Deep Dive: Azure Extensions in Visual Studio Code
February 26, 2019
February 26, 2019
Getting to know Visual Studio Code better over the last couple of years lead me down some new and interesting learning paths when it comes to finding ways to deploy web applications, UI and other front-end related items hassle-free.
Coming from Visual Studio 2015 and before that Eclipse, I was used to having my IDE do most, if not all, of the work when it comes to the running of a CI/CD pipeline. Thankfully those dev-shops having already setup environments/configs allowed me hassle-free on-boarding and deployments. The senior and principle developers already had a tried and tested workflow to follow and making sure other developers followed it was important.
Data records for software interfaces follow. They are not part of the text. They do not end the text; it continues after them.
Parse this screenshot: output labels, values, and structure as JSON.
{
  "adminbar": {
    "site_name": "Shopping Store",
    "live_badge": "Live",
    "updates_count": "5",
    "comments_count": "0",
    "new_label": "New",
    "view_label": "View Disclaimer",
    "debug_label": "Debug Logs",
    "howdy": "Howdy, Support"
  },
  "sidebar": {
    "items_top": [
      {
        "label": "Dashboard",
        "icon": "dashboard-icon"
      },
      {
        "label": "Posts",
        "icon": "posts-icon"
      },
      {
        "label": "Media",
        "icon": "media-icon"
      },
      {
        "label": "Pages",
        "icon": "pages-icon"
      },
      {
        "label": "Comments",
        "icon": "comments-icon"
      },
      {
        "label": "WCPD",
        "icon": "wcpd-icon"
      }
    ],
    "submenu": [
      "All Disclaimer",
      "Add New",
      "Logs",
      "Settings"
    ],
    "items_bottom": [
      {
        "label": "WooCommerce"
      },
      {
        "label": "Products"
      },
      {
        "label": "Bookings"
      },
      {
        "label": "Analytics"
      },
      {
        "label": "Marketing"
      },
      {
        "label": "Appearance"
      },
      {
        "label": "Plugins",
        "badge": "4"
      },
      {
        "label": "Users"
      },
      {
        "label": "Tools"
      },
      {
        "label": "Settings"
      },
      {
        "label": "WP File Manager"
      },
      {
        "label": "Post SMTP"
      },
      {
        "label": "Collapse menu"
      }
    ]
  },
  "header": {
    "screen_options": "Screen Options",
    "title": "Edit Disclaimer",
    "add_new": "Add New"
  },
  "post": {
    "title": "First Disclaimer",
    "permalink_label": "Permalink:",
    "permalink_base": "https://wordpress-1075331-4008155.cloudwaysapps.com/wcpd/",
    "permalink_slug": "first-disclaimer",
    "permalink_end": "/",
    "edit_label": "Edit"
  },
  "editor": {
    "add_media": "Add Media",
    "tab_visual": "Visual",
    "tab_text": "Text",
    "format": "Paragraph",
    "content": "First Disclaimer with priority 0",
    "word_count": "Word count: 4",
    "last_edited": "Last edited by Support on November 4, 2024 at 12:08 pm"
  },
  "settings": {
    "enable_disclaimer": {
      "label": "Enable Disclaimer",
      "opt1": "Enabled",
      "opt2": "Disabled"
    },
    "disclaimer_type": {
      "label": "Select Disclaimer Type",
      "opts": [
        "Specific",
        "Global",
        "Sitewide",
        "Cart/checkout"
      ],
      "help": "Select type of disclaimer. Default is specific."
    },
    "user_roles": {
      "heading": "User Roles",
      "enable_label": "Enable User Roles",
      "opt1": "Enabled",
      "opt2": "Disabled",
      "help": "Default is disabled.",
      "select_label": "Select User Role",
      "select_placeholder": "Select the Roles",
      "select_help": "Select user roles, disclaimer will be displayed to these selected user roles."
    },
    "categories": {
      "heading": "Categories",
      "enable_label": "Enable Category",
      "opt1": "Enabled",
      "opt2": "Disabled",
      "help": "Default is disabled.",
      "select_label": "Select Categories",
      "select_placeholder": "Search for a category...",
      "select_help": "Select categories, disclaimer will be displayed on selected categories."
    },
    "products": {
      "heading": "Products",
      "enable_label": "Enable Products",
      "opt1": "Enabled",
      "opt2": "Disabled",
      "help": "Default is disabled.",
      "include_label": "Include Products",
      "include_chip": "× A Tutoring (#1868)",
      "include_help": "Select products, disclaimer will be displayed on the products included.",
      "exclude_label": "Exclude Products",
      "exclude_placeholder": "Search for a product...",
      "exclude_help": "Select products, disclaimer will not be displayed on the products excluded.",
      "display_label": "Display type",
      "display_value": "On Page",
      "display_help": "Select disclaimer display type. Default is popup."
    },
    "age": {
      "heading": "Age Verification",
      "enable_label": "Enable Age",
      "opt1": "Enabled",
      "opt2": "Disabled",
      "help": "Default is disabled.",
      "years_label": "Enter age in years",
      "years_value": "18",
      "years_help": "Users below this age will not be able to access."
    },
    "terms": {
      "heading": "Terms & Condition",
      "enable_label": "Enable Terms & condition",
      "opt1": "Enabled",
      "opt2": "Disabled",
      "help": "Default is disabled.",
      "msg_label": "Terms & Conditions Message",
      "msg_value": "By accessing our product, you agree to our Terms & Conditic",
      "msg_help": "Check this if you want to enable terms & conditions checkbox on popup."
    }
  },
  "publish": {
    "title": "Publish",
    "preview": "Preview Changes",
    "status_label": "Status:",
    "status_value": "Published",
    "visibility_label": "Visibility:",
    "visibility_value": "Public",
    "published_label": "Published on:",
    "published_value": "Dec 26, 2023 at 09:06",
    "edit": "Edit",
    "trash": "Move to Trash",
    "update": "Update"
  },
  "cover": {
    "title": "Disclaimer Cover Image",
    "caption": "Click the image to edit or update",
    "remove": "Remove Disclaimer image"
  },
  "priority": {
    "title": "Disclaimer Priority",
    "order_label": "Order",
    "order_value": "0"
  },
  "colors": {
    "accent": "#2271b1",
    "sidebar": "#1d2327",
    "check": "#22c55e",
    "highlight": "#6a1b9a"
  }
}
Now that I’ve started to look into doing more full-stack work for my own projects I wanted an easy, hassle-free way to set up deployments using some built-in Extensions for Visual Studio Code (VSC) to achieve the same feel and flow like in those dev-shops of projects past.
The Microsoft Azure extensions for VSC along with Microsoft’s free Azure offering for new devs ($200USD credit and free tiers in the USA) made it the perfect opportunity for trying out. Just make sure to stick with the free tierwhen deploying apps – otherwise Azure will burn through that $200 fast!
If you’re unfamiliar with Azure’s roster of products, here is the comparison between Azure and AWS and between Azure and Google Cloud. This helped me learn the equivalent service from one to the other.
Azure Extensions List
This was going to be a long list of extensions but the Azure Tools extension coupled with Azure Repos and Azure Pipelines does the heavy lifting you’ll need and uses other azure extensions to facilitate various aspects of the features mentioned.
Get web site hosting, SQL and MongoDB data, Docker Containers, Serverless Functions and more, all on Azure, all from VS Code, in this one extension from Microsoft.
This is a must have that replaces several individual Azure extensions and adds the Azure Explorer inside Visual Studio Code. This lets you easily navigate around your Azure portal resources and can manage most items right here.
- The Azure App Service extension lets you quickly create sites, deploy them, view logs, and even set environment variables (such as a Connection String), right from within VS Code.
- If you use SQL Server or Azure SQL Databases to store data for your applications, the SQL Server extension enables SQL database connectivity directly within VS Code. With handy commands for connecting to database servers or instances, in-editor query results views, and IntelliSense completion for SQL, you’ll be able to validate your code is manipulating your data properly without leaving VS Code.
- Have a static site you want to host? You can use Azure Storage to host your site quickly and inexpensively. The Storage service also provides massive scale blob, file, and document storage with low latency and high throughput. VS Code’s Storage support lets you deploy static sites, browse and edit Blob Containers, File Shares, Tables, and Queues.
- Store your Docker images in private Container Registries using the Azure Container Registry, and run them in the cloud using App Service. VS Code’s support for Docker helps you author Dockerfile and docker-compose files with rich completions (IntelliSense), syntax highlighting and checking, and linting support. The Explorer view makes it easy to build, run, and manage your local and remote containers and images.
- The Azure CLI extension makes it easy to manage all of your Azure resources from a terminal. If you write CLI scripts, VS Code’s support provides syntax highlighting and completions (IntelliSense) for the CLI commands as well as your resources in Azure. You can execute one or more commands and even see the results in richly formatted JSON, document.
- You can also automate the management of Azure resources using Azure Resource Manager (“ARM”) templates. VS Code’s support for ARM makes it easy to author these JSON documents with rich editing and navigation experiences for deployment templates and template language expressions, including completions (IntelliSense) for TLE function names, parameter references, signature help, Go to Definition, Peek Definition, and Find All References (Shift+F12) as well as Errors and Warnings.
- Develop and connect your IoT applications to Azure using the Azure IoT Toolkit. With this extension, you can interact with an Azure IoT Hub, manage connected devices, and generate code for your Azure IoT applications.
This is a small extension that is critical for me when automating front-end deployments. Basic YAML validation is built into VS Code, but now you can have syntax highlighting that’s aware of the Pipelines YAML schema. This means that you get red squigglies if you say
tasks: where you meant
task:. IntelliSense is also schema-aware.
This extension allows you to connect to Azure DevOps Services and Team Foundation Server and provides support for Team Foundation Version Control (TFVC). It allows you to monitor your builds and manage your pull requests and work items for your TFVC or Git source repositories.
So there you have it, with these 3 extensions you can gain pretty good coverage over the most used Azure services to quickly and easily deploy your applications. In another post, we’ll deep dive into how to lift a local application to become a production-ready Web Application.
Use different Azure extensions, or got some tips and tricks to using the ones I mentioned above? Let me and others know in the comments!
Originally posted on dev.to